A photo-realistic character was created for a film for the first time using CGI in this film. Terminator 2’s liquid metal antagonist was developed as a result of the Pseudopod tentacle.
The Abyss may have been a drawn-out, occasionally tedious film even before the eventual director’s cut, but it is still a good genre film with more going on than the ordinary film about alien visitors and the people they visit.
The first of what looks to be many Avatar: The Way of Water sequels is the 2009 blockbuster from director James Cameron. As Jake Sully and his family encounter a tribe of Navi who live in the ocean and recommit themselves to fighting a rapacious, vicious human military, this sequel literally opens up the planet of Pandora.
Not all of the issues in the original are necessarily resolved in The Way of Water. A cast of undeveloped heroes and villains characterizes this still relatively simple movie. Additionally, it lasts roughly an hour longer than the story actually requires.
But more so than the original film, Avatar 2 draws strength from the incredible animals and settings it conjures up. One of the most expensive films ever produced, and the enormous budget is clearly seen on the screen. The Way of Water is a lavish visual extravaganza with enough heart to make up for its weak narrative.
That it never pays to distrust James Cameron is demonstrated by the success of Titanic. What many anticipated would be a very costly disaster ended up being a box office smash that equaled Ben-Hur for the most Academy Awards won by a single picture. During his notorious Oscars address, Cameron wasn’t exaggerating. In 1998, he actually reigned supreme.
Cameron’s skill at fusing grand epics with intense human drama is expertly displayed in Titanic. The movie captures viewers’ attention right away with its meticulous reproduction of the infamously doomed ocean liner and the Romeo and Juliet-like romance between Leonardo DiCaprio’s Jack and Kate Winslet’s Rose. The third act, which is the most heartbreaking, follows as we watch the gorgeous vessel fall apart at the seams and the frantic struggle for survival take place.
When watching Titanic, it’s impossible to avoid feeling emotionally spent afterward.
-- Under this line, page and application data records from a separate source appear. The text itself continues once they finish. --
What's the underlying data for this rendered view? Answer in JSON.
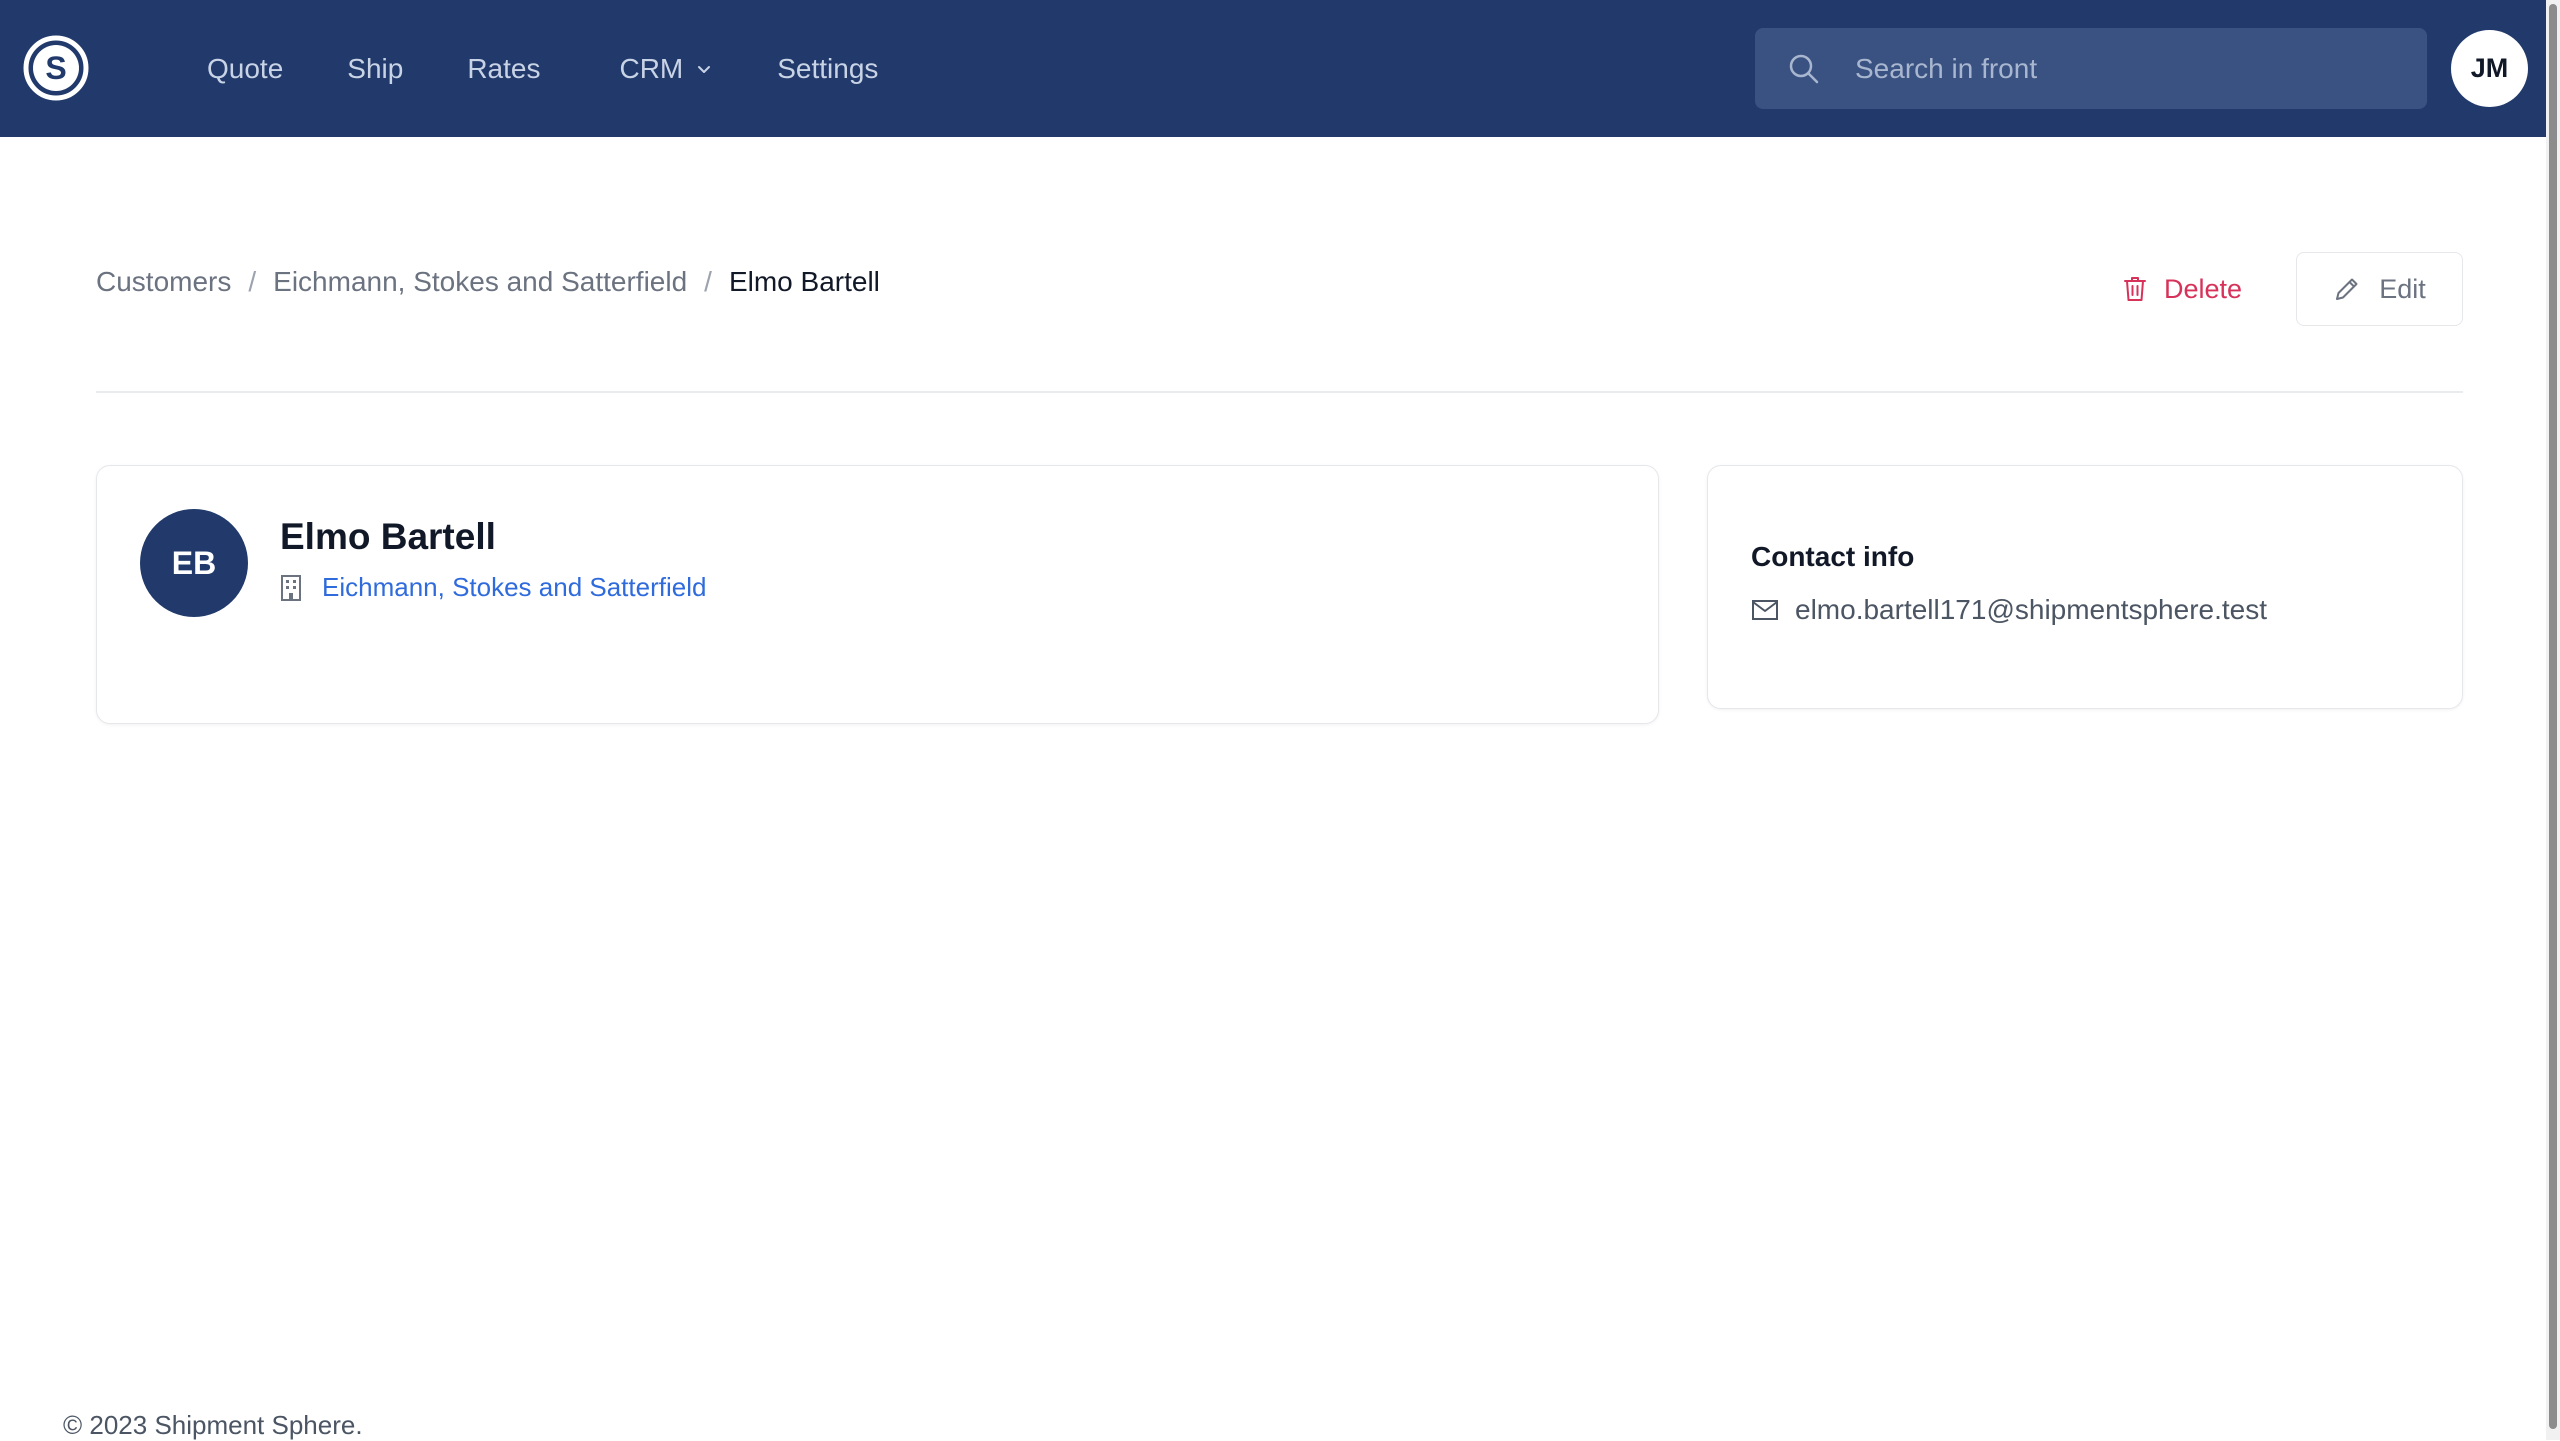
{
  "nav": {
    "items": [
      {
        "label": "Quote"
      },
      {
        "label": "Ship"
      },
      {
        "label": "Rates"
      },
      {
        "label": "CRM"
      },
      {
        "label": "Settings"
      }
    ],
    "search_placeholder": "Search in front",
    "user_initials": "JM",
    "logo_icon": "shipment-sphere-logo-icon"
  },
  "breadcrumb": {
    "items": [
      {
        "label": "Customers"
      },
      {
        "label": "Eichmann, Stokes and Satterfield"
      },
      {
        "label": "Elmo Bartell"
      }
    ],
    "separator": "/"
  },
  "actions": {
    "delete_label": "Delete",
    "edit_label": "Edit"
  },
  "profile": {
    "initials": "EB",
    "name": "Elmo Bartell",
    "company": "Eichmann, Stokes and Satterfield"
  },
  "contact": {
    "title": "Contact info",
    "email": "elmo.bartell171@shipmentsphere.test"
  },
  "footer": {
    "copyright": "© 2023 Shipment Sphere."
  },
  "colors": {
    "nav_bg": "#213a6b",
    "accent_link": "#2f6bdc",
    "danger": "#d7335a"
  }
}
That didn’t, however, deter moviegoers from frequenting the theatre.
With $5 million, Violent Night took third place, followed by Strange World with $2.2 million and The Menu with $1.7 million.